Advisory Board (Indigenous majority):
  • Ms Jill Gallagher AO, (Co-Chair) Chief Executive Officer, Victorian Aboriginal Community Controlled  Health Organisation
  • Mr Alwin Chong (Co-Chair), Transition Manager, Aboriginal Health Council SA
  • Ms Pat Anderson AO, Chairperson, Lowitja Institute
  • Dr Siddhartha Baxi, Radiation Oncologist RANZCR MBBS Alan Walker Cancer Centre, Northern Territory
  • Mr David 'Tarnda' Copley, Cancer Survivor
  • Ms Margarette Fisher, Aboriginal Health Worker Chronic Disease / Cancer Facilitator, Derbarl Yerrigan Health Service
  • Aunty Margaret Lawton, Cancer Survivor and NICaN Ambassador
  • Ms Sharan Nicholson-Rogers, Chief Executive Officer, National Aboriginal and Torres Strait Islander Women’s Alliance
  • Professor Ian Olver AO, Director, Sansom Institute for Health Research, University of South Australia
  • Professor David Roder, Chair of Cancer Epidemiology and Population Health, University of South Australia
  • Ms Adelaide Saylor, Cancer Survivor, NICaN Ambassador and  Senior Youth and Family, Culture and Care Coordinator, Carinity Education Southside
  • Ms Kathy Smith Chair, Cancer Voices NSW, Board Member, Cancer Voices Australia
  • Professor Patsy Yates, Project Director, Centre for Palliative Care Research and Education
  • Dr Helen Zorbas AO Chief Executive Officer, Cancer Australia.
Our students:
Cadets:
  • Alana Gall, cadetship, BA Health Science - Nutritional Medicine.

Associate Professor Gail Garvey, co-chief investigator
Email or phone: (07) 3169 4220

Professor Joan Cunningham, co-chief investigator
Email or phone: (03) 9819 2245

Dr Bronwyn Morris, community engagement and translation manager
Email or phone: (07) 3169 4214

Brian Arley, community engagement and communications officer
Email or phone: (07) 3169 4235

Bridget Kehoe, community engagement and communications officer
Email or phone: (07) 3169 4235

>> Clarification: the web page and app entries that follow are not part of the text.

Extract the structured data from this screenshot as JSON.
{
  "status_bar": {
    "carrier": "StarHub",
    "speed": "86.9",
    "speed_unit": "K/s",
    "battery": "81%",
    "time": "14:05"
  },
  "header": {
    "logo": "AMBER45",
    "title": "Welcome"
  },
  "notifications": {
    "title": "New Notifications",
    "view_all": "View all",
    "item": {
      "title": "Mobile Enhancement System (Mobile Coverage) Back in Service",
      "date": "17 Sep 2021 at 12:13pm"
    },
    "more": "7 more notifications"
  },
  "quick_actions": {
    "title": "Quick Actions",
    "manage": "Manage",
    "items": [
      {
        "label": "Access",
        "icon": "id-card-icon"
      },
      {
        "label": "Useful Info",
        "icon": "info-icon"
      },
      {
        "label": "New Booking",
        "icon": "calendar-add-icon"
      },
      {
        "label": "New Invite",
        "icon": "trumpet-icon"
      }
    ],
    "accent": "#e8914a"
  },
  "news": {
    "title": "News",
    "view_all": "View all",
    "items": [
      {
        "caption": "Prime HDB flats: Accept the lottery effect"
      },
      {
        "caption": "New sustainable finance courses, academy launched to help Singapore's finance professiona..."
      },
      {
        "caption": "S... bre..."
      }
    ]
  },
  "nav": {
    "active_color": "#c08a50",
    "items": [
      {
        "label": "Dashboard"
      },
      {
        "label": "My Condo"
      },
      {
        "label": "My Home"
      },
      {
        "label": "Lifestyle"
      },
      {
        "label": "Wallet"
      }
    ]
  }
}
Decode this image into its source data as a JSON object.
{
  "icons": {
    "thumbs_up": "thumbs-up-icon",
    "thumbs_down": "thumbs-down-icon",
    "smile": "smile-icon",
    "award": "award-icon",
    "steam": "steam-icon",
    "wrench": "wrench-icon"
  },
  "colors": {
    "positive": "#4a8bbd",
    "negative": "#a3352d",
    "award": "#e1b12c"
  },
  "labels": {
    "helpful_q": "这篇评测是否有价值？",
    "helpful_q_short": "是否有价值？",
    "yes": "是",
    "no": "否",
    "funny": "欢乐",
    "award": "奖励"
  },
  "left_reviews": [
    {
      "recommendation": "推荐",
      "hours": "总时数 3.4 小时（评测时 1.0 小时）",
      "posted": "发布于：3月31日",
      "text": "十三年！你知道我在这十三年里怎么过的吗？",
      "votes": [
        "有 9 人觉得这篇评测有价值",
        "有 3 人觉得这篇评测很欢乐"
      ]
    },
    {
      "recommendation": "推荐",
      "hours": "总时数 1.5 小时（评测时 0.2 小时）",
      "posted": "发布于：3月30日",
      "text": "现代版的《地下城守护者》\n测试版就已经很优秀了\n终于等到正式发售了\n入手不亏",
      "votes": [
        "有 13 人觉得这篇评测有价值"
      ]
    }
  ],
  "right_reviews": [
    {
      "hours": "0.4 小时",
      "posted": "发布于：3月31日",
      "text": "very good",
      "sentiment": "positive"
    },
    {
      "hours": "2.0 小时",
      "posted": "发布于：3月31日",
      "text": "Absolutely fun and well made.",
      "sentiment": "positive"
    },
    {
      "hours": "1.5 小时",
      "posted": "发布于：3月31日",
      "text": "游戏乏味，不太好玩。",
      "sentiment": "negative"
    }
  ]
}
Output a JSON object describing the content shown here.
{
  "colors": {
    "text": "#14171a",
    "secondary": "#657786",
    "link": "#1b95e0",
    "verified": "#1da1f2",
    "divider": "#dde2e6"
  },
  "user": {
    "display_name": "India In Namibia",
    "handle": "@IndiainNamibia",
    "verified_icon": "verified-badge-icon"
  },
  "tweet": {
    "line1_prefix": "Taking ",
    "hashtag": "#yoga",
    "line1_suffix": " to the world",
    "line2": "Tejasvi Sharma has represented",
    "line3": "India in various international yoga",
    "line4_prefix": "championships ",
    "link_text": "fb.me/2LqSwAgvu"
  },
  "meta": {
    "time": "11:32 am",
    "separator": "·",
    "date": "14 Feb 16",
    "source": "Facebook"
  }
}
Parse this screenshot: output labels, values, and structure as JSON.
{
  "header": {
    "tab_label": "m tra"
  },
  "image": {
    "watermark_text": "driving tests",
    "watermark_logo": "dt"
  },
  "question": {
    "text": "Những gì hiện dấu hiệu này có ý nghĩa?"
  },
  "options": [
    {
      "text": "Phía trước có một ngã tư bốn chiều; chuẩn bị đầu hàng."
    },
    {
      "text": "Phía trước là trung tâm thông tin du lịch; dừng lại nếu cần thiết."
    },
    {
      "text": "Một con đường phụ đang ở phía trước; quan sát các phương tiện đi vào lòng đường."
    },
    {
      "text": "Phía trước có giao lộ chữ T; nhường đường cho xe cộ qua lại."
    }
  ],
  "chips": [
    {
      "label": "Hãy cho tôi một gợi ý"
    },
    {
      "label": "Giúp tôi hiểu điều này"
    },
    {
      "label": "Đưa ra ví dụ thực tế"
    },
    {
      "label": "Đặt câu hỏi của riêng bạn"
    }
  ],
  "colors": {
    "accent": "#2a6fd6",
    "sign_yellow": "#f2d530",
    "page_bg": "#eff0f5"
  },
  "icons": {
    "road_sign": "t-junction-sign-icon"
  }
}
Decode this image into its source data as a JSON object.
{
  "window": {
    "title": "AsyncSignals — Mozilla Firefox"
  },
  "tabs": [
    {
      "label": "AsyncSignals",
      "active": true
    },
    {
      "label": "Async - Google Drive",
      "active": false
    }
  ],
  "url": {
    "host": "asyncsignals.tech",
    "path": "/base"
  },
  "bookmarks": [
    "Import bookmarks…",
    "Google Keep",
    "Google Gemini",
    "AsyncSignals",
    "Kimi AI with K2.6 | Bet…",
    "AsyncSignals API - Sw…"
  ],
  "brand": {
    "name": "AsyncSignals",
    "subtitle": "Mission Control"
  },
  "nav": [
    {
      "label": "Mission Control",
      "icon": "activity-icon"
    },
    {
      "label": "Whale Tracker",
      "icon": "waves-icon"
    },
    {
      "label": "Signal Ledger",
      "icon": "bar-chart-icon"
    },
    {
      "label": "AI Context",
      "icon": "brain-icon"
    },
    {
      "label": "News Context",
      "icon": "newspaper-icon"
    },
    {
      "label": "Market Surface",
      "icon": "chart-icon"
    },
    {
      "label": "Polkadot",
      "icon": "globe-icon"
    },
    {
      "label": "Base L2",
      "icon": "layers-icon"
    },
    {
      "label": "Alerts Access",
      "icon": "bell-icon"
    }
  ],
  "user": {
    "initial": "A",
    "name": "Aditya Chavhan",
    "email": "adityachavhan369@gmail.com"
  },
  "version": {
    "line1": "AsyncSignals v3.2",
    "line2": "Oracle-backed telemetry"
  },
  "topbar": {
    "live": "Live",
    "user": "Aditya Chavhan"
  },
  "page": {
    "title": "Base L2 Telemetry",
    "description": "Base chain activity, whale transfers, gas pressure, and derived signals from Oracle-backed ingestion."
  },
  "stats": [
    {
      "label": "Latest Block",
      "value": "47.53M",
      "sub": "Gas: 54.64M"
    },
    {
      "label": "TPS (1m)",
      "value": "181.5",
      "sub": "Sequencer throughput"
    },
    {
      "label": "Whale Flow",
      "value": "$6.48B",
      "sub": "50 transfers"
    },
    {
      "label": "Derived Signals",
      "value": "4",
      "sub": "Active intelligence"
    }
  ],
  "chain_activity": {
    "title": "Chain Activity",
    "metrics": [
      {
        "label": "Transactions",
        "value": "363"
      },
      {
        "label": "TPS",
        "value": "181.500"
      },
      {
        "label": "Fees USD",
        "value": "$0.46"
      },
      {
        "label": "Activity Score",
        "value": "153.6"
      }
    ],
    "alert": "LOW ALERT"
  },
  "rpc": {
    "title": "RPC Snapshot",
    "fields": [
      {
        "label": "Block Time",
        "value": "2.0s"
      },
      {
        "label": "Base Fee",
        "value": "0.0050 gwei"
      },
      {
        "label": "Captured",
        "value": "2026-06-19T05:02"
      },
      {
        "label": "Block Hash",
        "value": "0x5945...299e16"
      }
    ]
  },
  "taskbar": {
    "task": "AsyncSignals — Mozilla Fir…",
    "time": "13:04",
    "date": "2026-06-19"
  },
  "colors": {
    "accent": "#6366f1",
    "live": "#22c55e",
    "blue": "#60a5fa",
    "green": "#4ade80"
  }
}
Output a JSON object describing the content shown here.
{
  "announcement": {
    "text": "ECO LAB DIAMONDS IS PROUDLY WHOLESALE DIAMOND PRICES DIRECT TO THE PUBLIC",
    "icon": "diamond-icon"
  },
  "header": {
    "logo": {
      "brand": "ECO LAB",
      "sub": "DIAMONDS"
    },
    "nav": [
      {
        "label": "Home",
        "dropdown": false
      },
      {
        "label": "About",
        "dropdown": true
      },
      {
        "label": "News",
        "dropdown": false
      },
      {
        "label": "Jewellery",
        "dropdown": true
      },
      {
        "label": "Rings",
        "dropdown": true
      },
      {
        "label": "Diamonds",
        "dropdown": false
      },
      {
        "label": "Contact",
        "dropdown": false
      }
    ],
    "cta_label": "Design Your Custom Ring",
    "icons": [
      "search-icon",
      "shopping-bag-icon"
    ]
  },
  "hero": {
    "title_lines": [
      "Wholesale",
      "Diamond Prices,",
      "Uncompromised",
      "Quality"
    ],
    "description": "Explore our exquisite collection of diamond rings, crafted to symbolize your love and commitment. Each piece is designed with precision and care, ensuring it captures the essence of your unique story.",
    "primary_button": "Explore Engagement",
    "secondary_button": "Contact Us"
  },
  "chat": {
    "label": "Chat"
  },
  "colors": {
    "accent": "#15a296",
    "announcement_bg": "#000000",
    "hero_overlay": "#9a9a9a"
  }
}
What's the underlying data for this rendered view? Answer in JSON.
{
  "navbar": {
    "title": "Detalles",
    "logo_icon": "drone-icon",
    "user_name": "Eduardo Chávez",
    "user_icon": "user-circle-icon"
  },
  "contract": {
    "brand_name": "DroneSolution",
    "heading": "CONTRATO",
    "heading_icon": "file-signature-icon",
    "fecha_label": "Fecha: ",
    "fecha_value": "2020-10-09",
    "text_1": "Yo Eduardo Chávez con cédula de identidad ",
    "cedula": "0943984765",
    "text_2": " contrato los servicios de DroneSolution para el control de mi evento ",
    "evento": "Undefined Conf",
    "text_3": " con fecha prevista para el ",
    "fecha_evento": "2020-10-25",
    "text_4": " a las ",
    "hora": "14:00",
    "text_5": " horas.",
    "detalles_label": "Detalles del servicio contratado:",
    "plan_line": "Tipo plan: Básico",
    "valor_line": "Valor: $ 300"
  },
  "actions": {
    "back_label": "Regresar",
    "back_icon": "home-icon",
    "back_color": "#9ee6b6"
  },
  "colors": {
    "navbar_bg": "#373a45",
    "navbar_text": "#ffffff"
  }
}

Alana Gall, community engagement and translation assistant
Email or phone: (07) 3169 4235

Noel Matson, business manager
Email or phone: (07) 3169 4202